Work to complete: Show the lines below that contain the string "glyph".

Study material:
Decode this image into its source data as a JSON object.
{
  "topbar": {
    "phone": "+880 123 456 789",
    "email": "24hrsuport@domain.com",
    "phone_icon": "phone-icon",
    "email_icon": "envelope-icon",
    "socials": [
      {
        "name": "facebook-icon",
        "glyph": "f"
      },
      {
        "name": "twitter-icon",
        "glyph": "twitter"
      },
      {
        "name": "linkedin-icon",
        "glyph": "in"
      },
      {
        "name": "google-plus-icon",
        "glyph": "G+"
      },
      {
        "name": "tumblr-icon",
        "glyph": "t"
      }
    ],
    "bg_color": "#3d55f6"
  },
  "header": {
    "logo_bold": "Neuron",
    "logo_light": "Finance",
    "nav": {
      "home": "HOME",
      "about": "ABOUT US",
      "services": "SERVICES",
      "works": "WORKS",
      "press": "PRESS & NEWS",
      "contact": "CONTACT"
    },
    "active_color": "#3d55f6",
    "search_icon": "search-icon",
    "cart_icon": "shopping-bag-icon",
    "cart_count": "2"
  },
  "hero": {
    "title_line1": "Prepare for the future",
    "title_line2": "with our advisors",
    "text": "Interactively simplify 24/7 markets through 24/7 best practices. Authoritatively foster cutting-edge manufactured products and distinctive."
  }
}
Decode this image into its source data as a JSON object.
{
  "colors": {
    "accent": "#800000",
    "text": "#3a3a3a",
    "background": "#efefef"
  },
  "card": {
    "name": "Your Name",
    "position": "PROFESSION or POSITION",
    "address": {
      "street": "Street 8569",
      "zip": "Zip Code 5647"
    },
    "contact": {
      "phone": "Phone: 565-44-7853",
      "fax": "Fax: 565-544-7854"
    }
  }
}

Task response:
        "glyph": "f"
        "glyph": "twitter"
        "glyph": "in"
        "glyph": "G+"
        "glyph": "t"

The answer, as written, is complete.